### Exercise objective
All lines from the one containing "What data populates" through the final line of the listing below, and no others, must be returned exactly; no pictures belong in the copy.

### Material for this task
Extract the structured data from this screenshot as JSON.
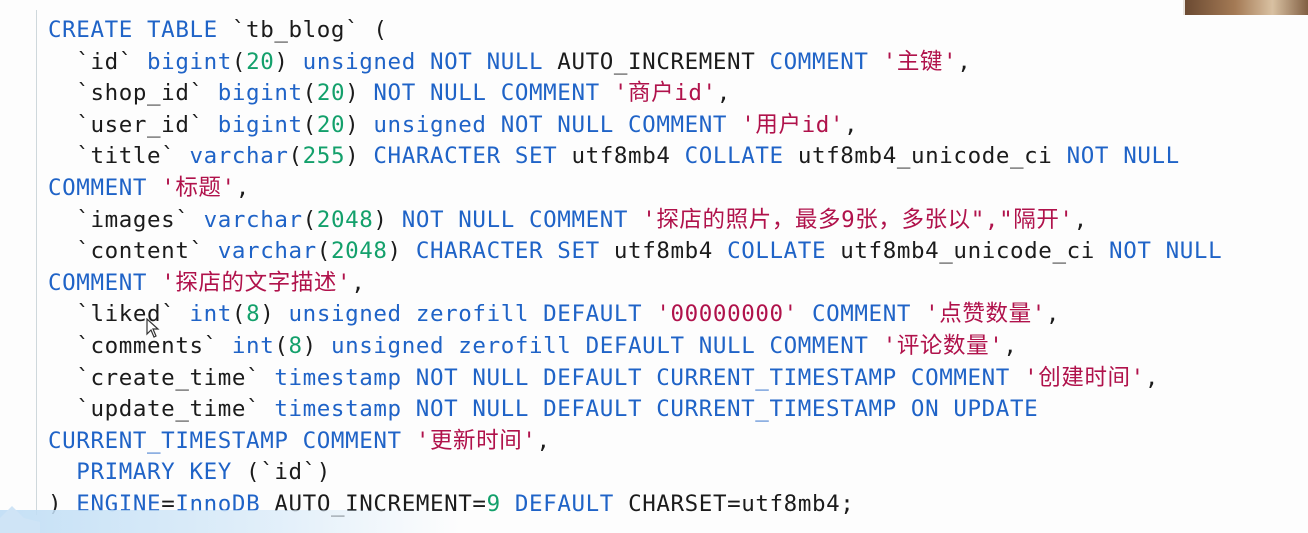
{
  "code": {
    "lines": [
      [
        {
          "t": "CREATE TABLE",
          "c": "k"
        },
        {
          "t": " `tb_blog` (",
          "c": "i"
        }
      ],
      [
        {
          "t": "  `id` ",
          "c": "i"
        },
        {
          "t": "bigint",
          "c": "k"
        },
        {
          "t": "(",
          "c": "p"
        },
        {
          "t": "20",
          "c": "n"
        },
        {
          "t": ") ",
          "c": "p"
        },
        {
          "t": "unsigned NOT NULL",
          "c": "k"
        },
        {
          "t": " AUTO_INCREMENT ",
          "c": "i"
        },
        {
          "t": "COMMENT",
          "c": "k"
        },
        {
          "t": " ",
          "c": "p"
        },
        {
          "t": "'主键'",
          "c": "s"
        },
        {
          "t": ",",
          "c": "p"
        }
      ],
      [
        {
          "t": "  `shop_id` ",
          "c": "i"
        },
        {
          "t": "bigint",
          "c": "k"
        },
        {
          "t": "(",
          "c": "p"
        },
        {
          "t": "20",
          "c": "n"
        },
        {
          "t": ") ",
          "c": "p"
        },
        {
          "t": "NOT NULL COMMENT",
          "c": "k"
        },
        {
          "t": " ",
          "c": "p"
        },
        {
          "t": "'商户id'",
          "c": "s"
        },
        {
          "t": ",",
          "c": "p"
        }
      ],
      [
        {
          "t": "  `user_id` ",
          "c": "i"
        },
        {
          "t": "bigint",
          "c": "k"
        },
        {
          "t": "(",
          "c": "p"
        },
        {
          "t": "20",
          "c": "n"
        },
        {
          "t": ") ",
          "c": "p"
        },
        {
          "t": "unsigned NOT NULL COMMENT",
          "c": "k"
        },
        {
          "t": " ",
          "c": "p"
        },
        {
          "t": "'用户id'",
          "c": "s"
        },
        {
          "t": ",",
          "c": "p"
        }
      ],
      [
        {
          "t": "  `title` ",
          "c": "i"
        },
        {
          "t": "varchar",
          "c": "k"
        },
        {
          "t": "(",
          "c": "p"
        },
        {
          "t": "255",
          "c": "n"
        },
        {
          "t": ") ",
          "c": "p"
        },
        {
          "t": "CHARACTER SET",
          "c": "k"
        },
        {
          "t": " utf8mb4 ",
          "c": "i"
        },
        {
          "t": "COLLATE",
          "c": "k"
        },
        {
          "t": " utf8mb4_unicode_ci ",
          "c": "i"
        },
        {
          "t": "NOT NULL",
          "c": "k"
        }
      ],
      [
        {
          "t": "COMMENT",
          "c": "k"
        },
        {
          "t": " ",
          "c": "p"
        },
        {
          "t": "'标题'",
          "c": "s"
        },
        {
          "t": ",",
          "c": "p"
        }
      ],
      [
        {
          "t": "  `images` ",
          "c": "i"
        },
        {
          "t": "varchar",
          "c": "k"
        },
        {
          "t": "(",
          "c": "p"
        },
        {
          "t": "2048",
          "c": "n"
        },
        {
          "t": ") ",
          "c": "p"
        },
        {
          "t": "NOT NULL COMMENT",
          "c": "k"
        },
        {
          "t": " ",
          "c": "p"
        },
        {
          "t": "'探店的照片，最多9张，多张以\",\"隔开'",
          "c": "s"
        },
        {
          "t": ",",
          "c": "p"
        }
      ],
      [
        {
          "t": "  `content` ",
          "c": "i"
        },
        {
          "t": "varchar",
          "c": "k"
        },
        {
          "t": "(",
          "c": "p"
        },
        {
          "t": "2048",
          "c": "n"
        },
        {
          "t": ") ",
          "c": "p"
        },
        {
          "t": "CHARACTER SET",
          "c": "k"
        },
        {
          "t": " utf8mb4 ",
          "c": "i"
        },
        {
          "t": "COLLATE",
          "c": "k"
        },
        {
          "t": " utf8mb4_unicode_ci ",
          "c": "i"
        },
        {
          "t": "NOT NULL",
          "c": "k"
        }
      ],
      [
        {
          "t": "COMMENT",
          "c": "k"
        },
        {
          "t": " ",
          "c": "p"
        },
        {
          "t": "'探店的文字描述'",
          "c": "s"
        },
        {
          "t": ",",
          "c": "p"
        }
      ],
      [
        {
          "t": "  `liked` ",
          "c": "i"
        },
        {
          "t": "int",
          "c": "k"
        },
        {
          "t": "(",
          "c": "p"
        },
        {
          "t": "8",
          "c": "n"
        },
        {
          "t": ") ",
          "c": "p"
        },
        {
          "t": "unsigned zerofill DEFAULT",
          "c": "k"
        },
        {
          "t": " ",
          "c": "p"
        },
        {
          "t": "'00000000'",
          "c": "s"
        },
        {
          "t": " ",
          "c": "p"
        },
        {
          "t": "COMMENT",
          "c": "k"
        },
        {
          "t": " ",
          "c": "p"
        },
        {
          "t": "'点赞数量'",
          "c": "s"
        },
        {
          "t": ",",
          "c": "p"
        }
      ],
      [
        {
          "t": "  `comments` ",
          "c": "i"
        },
        {
          "t": "int",
          "c": "k"
        },
        {
          "t": "(",
          "c": "p"
        },
        {
          "t": "8",
          "c": "n"
        },
        {
          "t": ") ",
          "c": "p"
        },
        {
          "t": "unsigned zerofill DEFAULT NULL COMMENT",
          "c": "k"
        },
        {
          "t": " ",
          "c": "p"
        },
        {
          "t": "'评论数量'",
          "c": "s"
        },
        {
          "t": ",",
          "c": "p"
        }
      ],
      [
        {
          "t": "  `create_time` ",
          "c": "i"
        },
        {
          "t": "timestamp NOT NULL DEFAULT CURRENT_TIMESTAMP COMMENT",
          "c": "k"
        },
        {
          "t": " ",
          "c": "p"
        },
        {
          "t": "'创建时间'",
          "c": "s"
        },
        {
          "t": ",",
          "c": "p"
        }
      ],
      [
        {
          "t": "  `update_time` ",
          "c": "i"
        },
        {
          "t": "timestamp NOT NULL DEFAULT CURRENT_TIMESTAMP ON UPDATE",
          "c": "k"
        }
      ],
      [
        {
          "t": "CURRENT_TIMESTAMP COMMENT",
          "c": "k"
        },
        {
          "t": " ",
          "c": "p"
        },
        {
          "t": "'更新时间'",
          "c": "s"
        },
        {
          "t": ",",
          "c": "p"
        }
      ],
      [
        {
          "t": "  ",
          "c": "p"
        },
        {
          "t": "PRIMARY KEY",
          "c": "k"
        },
        {
          "t": " (`id`)",
          "c": "i"
        }
      ],
      [
        {
          "t": ") ",
          "c": "p"
        },
        {
          "t": "ENGINE",
          "c": "k"
        },
        {
          "t": "=",
          "c": "p"
        },
        {
          "t": "InnoDB",
          "c": "k"
        },
        {
          "t": " AUTO_INCREMENT=",
          "c": "i"
        },
        {
          "t": "9",
          "c": "n"
        },
        {
          "t": " ",
          "c": "p"
        },
        {
          "t": "DEFAULT",
          "c": "k"
        },
        {
          "t": " CHARSET=utf8mb4;",
          "c": "i"
        }
      ]
    ]
  },
  "colors": {
    "keyword": "#1f63c7",
    "string": "#b0124b",
    "number": "#13a06b",
    "identifier": "#1b1b1b",
    "background": "#fdfdfd"
  },
  "icons": {
    "cursor": "mouse-pointer-icon"
  }
}
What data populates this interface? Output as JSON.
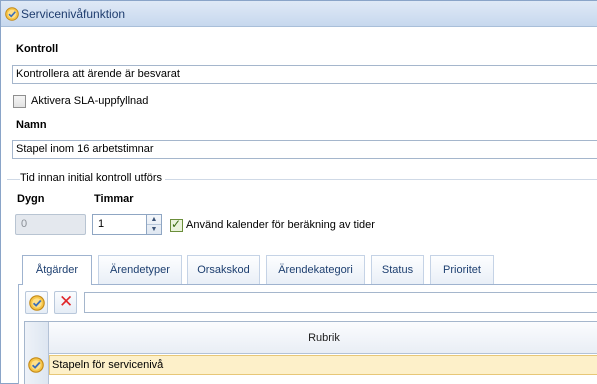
{
  "window": {
    "title": "Servicenivåfunktion",
    "icon": "badge-check-icon"
  },
  "form": {
    "kontroll_label": "Kontroll",
    "kontroll_value": "Kontrollera att ärende är besvarat",
    "sla_checkbox": {
      "label": "Aktivera SLA-uppfyllnad",
      "checked": false
    },
    "namn_label": "Namn",
    "namn_value": "Stapel inom 16 arbetstimnar",
    "time_group_label": "Tid innan initial kontroll utförs",
    "dygn_label": "Dygn",
    "dygn_value": "0",
    "timmar_label": "Timmar",
    "timmar_value": "1",
    "calendar_checkbox": {
      "label": "Använd kalender för beräkning av tider",
      "checked": true
    }
  },
  "tabs": [
    "Åtgärder",
    "Ärendetyper",
    "Orsakskod",
    "Ärendekategori",
    "Status",
    "Prioritet"
  ],
  "active_tab": "Åtgärder",
  "toolbar": {
    "add_icon": "badge-check-icon",
    "delete_icon": "close-icon"
  },
  "grid": {
    "column_header": "Rubrik",
    "rows": [
      {
        "label": "Stapeln för servicenivå",
        "icon": "badge-check-icon"
      }
    ]
  },
  "colors": {
    "accent": "#1e3c6e",
    "selected_row": "#fdf0c9",
    "delete": "#e0262a"
  }
}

### Reply to the exercise
What data populates this interface? Output as JSON.
{
  "window": {
    "title": "Servicenivåfunktion",
    "icon": "badge-check-icon"
  },
  "form": {
    "kontroll_label": "Kontroll",
    "kontroll_value": "Kontrollera att ärende är besvarat",
    "sla_checkbox": {
      "label": "Aktivera SLA-uppfyllnad",
      "checked": false
    },
    "namn_label": "Namn",
    "namn_value": "Stapel inom 16 arbetstimnar",
    "time_group_label": "Tid innan initial kontroll utförs",
    "dygn_label": "Dygn",
    "dygn_value": "0",
    "timmar_label": "Timmar",
    "timmar_value": "1",
    "calendar_checkbox": {
      "label": "Använd kalender för beräkning av tider",
      "checked": true
    }
  },
  "tabs": [
    "Åtgärder",
    "Ärendetyper",
    "Orsakskod",
    "Ärendekategori",
    "Status",
    "Prioritet"
  ],
  "active_tab": "Åtgärder",
  "toolbar": {
    "add_icon": "badge-check-icon",
    "delete_icon": "close-icon"
  },
  "grid": {
    "column_header": "Rubrik",
    "rows": [
      {
        "label": "Stapeln för servicenivå",
        "icon": "badge-check-icon"
      }
    ]
  },
  "colors": {
    "accent": "#1e3c6e",
    "selected_row": "#fdf0c9",
    "delete": "#e0262a"
  }
}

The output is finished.